Quick summary: Bees pollinate at least a third of everything we eat and play a vital role in sustaining our ecosystems, therefore they need to be valued and protected. In this lesson, students will dissect a flower to examine the internal anatomy that assists with attracting pollinators to aid in reproduction. They will then explore the body structure of bees that assist with the pollination process. Finally, students explore the symbiotic relationship that exists between bees and flowering plants and the adaptations which allow this relationship to be mutually beneficial.
This activity has been developed in partnership with
- What adaptations do flowers have to assist with pollination?
- What adaptations do bees have to assist with pollination?
- What is the relationships between bees, flowering plants and food?
21st century skills:
Australian Curriculum Mapping
Year 5 Science
- Living things have structural features and adaptations that help them to survive in their environment (ACSSU043)
- With guidance, pose clarifying questions and make predictions about scientific investigations (ACSIS231)
- Communicate ideas, explanations and processes using scientific representations in a variety of ways, including multi-modal texts (ACSIS093)
Year 5 English
- Clarify understanding of content as it unfolds in formal and informal situations, connecting ideas to students’ own experiences and present and justify a point of view (ACELY1699)
- Use comprehension strategies to analyse information, integrating and linking ideas from a variety of print and digital sources (ACELY1703)
Year 6 Science
- The growth and survival of living things are affected by physical conditions of their environment (ACSSU094)
- With guidance, pose clarifying questions and make predictions about scientific investigations (ACSIS232)
- Communicate ideas, explanations and processes using scientific representations in a variety of ways, including multi-modal texts (ACSIS110)
Year 6 English
Use comprehension strategies to interpret and analyse information and ideas, comparing content from a variety of textual sources including media and digital texts (AACELY1713)
General capabilities: Critical and Creative Thinking, Personal and Social Capability
Cross-curriculum priority: Sustainability OI.1, OI.2, OI.3
Relevant parts of Year 5 English achievement standards: When reading, students encounter and decode unfamiliar words using phonic, grammatical, semantic and contextual knowledge. They listen and ask questions to clarify content. They contribute actively to class and group discussions, taking into account other perspectives.
Relevant parts of Year 5 Science achievement standards: Analyse how the form of living things enables them to function in their environments.
Relevant parts of Year 6 English achievement standards: Students select and use evidence from a text to explain their response to it. They listen to discussions, clarifying content and challenging others’ ideas.

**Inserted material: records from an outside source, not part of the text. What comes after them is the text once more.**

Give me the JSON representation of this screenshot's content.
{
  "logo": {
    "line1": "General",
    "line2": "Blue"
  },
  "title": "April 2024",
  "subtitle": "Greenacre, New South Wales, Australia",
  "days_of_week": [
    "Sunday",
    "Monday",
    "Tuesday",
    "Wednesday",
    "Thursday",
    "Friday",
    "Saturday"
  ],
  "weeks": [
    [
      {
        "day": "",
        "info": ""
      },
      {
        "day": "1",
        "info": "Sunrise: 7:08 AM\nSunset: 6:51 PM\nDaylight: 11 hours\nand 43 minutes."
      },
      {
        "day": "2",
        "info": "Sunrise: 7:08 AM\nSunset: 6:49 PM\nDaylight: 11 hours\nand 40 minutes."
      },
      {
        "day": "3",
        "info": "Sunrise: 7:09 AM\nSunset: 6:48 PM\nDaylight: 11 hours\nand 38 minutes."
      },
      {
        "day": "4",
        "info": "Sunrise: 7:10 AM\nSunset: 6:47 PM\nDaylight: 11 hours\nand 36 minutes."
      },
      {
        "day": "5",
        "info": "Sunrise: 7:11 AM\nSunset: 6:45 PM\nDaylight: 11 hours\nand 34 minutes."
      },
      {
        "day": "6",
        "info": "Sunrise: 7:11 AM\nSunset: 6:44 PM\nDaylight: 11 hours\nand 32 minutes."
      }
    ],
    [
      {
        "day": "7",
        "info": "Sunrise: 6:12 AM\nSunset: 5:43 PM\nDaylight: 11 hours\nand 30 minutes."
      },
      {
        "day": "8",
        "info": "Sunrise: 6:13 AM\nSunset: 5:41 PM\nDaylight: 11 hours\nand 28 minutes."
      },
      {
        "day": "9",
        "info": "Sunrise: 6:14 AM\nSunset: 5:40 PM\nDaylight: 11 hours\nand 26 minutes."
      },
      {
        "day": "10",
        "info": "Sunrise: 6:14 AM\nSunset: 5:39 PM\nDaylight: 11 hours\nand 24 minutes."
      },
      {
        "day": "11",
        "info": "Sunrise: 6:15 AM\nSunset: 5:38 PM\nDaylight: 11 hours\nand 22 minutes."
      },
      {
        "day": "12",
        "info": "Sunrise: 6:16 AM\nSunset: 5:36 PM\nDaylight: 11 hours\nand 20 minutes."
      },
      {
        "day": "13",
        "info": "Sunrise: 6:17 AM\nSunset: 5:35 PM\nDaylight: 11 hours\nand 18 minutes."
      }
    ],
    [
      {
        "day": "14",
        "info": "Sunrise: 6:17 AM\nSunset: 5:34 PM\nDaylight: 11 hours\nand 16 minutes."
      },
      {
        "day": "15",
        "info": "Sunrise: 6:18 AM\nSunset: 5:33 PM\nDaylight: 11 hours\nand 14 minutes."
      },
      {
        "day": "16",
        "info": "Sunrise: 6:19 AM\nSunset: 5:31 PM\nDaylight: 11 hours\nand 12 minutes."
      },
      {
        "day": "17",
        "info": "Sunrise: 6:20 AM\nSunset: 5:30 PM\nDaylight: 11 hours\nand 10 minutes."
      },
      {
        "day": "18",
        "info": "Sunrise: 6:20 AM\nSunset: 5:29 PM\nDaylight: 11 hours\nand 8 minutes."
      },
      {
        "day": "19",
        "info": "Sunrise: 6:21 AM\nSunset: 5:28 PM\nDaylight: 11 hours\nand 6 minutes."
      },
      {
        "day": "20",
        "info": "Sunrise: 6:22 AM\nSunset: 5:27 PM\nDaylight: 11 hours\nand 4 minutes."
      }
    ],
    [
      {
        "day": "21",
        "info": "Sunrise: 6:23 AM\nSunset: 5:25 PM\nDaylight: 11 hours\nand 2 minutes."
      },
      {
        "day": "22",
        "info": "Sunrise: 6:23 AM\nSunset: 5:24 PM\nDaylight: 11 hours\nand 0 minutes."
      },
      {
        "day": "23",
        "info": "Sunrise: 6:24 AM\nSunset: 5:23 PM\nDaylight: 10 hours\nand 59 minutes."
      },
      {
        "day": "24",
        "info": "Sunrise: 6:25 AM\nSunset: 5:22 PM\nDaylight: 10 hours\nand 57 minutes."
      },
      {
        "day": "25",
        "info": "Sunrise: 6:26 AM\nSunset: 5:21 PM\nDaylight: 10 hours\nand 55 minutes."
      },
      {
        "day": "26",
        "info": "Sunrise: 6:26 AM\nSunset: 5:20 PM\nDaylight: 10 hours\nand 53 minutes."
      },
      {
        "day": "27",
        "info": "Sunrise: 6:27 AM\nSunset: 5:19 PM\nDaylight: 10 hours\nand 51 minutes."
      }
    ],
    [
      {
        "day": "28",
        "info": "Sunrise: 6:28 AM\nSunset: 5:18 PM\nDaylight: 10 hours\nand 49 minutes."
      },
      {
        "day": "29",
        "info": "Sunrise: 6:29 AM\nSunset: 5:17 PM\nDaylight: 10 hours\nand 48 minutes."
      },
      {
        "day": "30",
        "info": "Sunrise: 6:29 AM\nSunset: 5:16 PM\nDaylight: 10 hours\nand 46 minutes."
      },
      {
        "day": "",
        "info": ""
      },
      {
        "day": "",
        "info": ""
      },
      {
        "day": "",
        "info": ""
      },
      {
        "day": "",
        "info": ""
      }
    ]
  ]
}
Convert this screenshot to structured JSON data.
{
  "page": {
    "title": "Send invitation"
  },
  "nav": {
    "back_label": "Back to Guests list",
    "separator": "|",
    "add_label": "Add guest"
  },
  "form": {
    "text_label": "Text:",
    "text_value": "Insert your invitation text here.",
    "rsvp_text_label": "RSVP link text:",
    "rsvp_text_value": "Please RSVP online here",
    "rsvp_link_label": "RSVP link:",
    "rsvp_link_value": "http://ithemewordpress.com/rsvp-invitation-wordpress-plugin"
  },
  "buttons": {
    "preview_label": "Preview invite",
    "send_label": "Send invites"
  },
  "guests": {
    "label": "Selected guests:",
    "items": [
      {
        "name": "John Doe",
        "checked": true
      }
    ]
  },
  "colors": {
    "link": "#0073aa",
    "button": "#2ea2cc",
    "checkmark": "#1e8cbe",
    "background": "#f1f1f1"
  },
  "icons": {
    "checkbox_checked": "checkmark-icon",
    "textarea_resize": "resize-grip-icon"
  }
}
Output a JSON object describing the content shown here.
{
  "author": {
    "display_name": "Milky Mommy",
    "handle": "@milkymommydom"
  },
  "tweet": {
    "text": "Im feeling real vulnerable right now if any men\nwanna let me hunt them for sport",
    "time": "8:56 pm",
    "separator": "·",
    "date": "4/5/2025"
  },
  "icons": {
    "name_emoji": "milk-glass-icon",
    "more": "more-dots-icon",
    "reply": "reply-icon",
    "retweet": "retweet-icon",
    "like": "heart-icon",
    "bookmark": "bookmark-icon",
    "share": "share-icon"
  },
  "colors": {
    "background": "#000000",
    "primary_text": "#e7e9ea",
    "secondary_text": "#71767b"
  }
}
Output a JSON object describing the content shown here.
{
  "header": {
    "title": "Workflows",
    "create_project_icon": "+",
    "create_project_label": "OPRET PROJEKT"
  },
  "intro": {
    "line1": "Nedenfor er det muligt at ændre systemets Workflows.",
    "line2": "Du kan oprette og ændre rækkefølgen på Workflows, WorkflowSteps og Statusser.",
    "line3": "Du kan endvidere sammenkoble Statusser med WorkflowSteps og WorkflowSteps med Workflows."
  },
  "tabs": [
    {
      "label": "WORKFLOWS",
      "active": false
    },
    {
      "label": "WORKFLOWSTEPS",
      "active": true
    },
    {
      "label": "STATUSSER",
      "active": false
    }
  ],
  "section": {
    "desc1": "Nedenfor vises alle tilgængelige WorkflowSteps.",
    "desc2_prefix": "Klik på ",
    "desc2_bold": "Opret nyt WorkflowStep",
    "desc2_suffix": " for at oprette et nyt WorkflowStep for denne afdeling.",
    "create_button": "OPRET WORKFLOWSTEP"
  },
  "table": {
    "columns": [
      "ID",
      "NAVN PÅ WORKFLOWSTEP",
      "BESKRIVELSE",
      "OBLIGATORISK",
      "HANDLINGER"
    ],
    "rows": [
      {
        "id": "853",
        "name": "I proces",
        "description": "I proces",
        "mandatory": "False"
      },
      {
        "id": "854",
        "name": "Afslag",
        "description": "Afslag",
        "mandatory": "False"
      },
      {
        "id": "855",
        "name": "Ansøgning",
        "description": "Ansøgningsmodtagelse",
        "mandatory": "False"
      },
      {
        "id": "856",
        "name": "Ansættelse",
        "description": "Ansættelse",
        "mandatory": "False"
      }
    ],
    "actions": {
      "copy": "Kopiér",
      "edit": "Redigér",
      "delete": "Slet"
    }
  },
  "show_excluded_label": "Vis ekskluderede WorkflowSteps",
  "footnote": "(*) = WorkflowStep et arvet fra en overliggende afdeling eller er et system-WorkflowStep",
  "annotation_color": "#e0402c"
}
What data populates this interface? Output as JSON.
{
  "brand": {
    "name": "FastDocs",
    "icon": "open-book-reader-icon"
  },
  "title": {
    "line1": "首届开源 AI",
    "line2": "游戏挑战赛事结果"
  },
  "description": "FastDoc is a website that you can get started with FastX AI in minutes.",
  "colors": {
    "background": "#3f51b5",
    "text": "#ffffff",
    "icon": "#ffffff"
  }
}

They make presentations and contribute actively to class and group discussions, using a variety of strategies for effect.
Relevant parts of Year 6 Science achievement standards: Describe and predict the effect of environmental changes on individual living things.
Unit of work: Love Food? Love Bees!
Time required: 90 mins.
Level of teacher scaffolding: High – facilitate class discussion.
Resources required: Student Worksheet and Adaptations – Bee and Plant Factsheet – one printed copy per student. Projector, butcher’s paper, scissors, tweezers, collection of flowers for dissection (1-2 flowers per group), workbooks or piece of A4 sized paper for each student, grey lead pencils and magnifying glasses (if available), sticky-notes. Hive of Reflection print-out.
Digital technology opportunities: Digital sharing capabilities.
Keywords: bee, sustainability, collaboration, art, integrated, pollination, mutually beneficial relationship, symbiosis, food, consumption, biodiversity.
Cool Australia’s curriculum team continually reviews and refines our resources to be in line with changes to the Australian Curriculum.